→ **Work to complete**
Only the records, repeated exactly, should make up the response.

*** Listed entries ***

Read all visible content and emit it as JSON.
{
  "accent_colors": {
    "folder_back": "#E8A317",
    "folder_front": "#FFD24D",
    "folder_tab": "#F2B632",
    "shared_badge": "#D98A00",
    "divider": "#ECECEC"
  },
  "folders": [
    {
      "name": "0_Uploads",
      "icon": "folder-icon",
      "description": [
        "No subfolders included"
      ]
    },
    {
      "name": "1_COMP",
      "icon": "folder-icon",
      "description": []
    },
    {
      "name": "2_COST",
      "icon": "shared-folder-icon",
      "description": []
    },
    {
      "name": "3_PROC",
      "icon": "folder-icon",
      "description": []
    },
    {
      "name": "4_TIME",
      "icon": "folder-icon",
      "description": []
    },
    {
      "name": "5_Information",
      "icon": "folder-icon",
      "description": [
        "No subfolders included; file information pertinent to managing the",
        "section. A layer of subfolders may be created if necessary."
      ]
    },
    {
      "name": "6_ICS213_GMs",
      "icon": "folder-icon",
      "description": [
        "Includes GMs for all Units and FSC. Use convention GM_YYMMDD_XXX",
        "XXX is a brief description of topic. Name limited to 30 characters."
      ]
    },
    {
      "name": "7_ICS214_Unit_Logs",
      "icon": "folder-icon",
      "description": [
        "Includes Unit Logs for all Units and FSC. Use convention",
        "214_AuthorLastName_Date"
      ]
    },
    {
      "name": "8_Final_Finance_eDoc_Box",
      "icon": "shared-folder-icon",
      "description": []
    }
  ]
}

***

→ **Response**
Read all visible content and emit it as JSON.
{
  "accent_colors": {
    "folder_back": "#E8A317",
    "folder_front": "#FFD24D",
    "folder_tab": "#F2B632",
    "shared_badge": "#D98A00",
    "divider": "#ECECEC"
  },
  "folders": [
    {
      "name": "0_Uploads",
      "icon": "folder-icon",
      "description": [
        "No subfolders included"
      ]
    },
    {
      "name": "1_COMP",
      "icon": "folder-icon",
      "description": []
    },
    {
      "name": "2_COST",
      "icon": "shared-folder-icon",
      "description": []
    },
    {
      "name": "3_PROC",
      "icon": "folder-icon",
      "description": []
    },
    {
      "name": "4_TIME",
      "icon": "folder-icon",
      "description": []
    },
    {
      "name": "5_Information",
      "icon": "folder-icon",
      "description": [
        "No subfolders included; file information pertinent to managing the",
        "section. A layer of subfolders may be created if necessary."
      ]
    },
    {
      "name": "6_ICS213_GMs",
      "icon": "folder-icon",
      "description": [
        "Includes GMs for all Units and FSC. Use convention GM_YYMMDD_XXX",
        "XXX is a brief description of topic. Name limited to 30 characters."
      ]
    },
    {
      "name": "7_ICS214_Unit_Logs",
      "icon": "folder-icon",
      "description": [
        "Includes Unit Logs for all Units and FSC. Use convention",
        "214_AuthorLastName_Date"
      ]
    },
    {
      "name": "8_Final_Finance_eDoc_Box",
      "icon": "shared-folder-icon",
      "description": []
    }
  ]
}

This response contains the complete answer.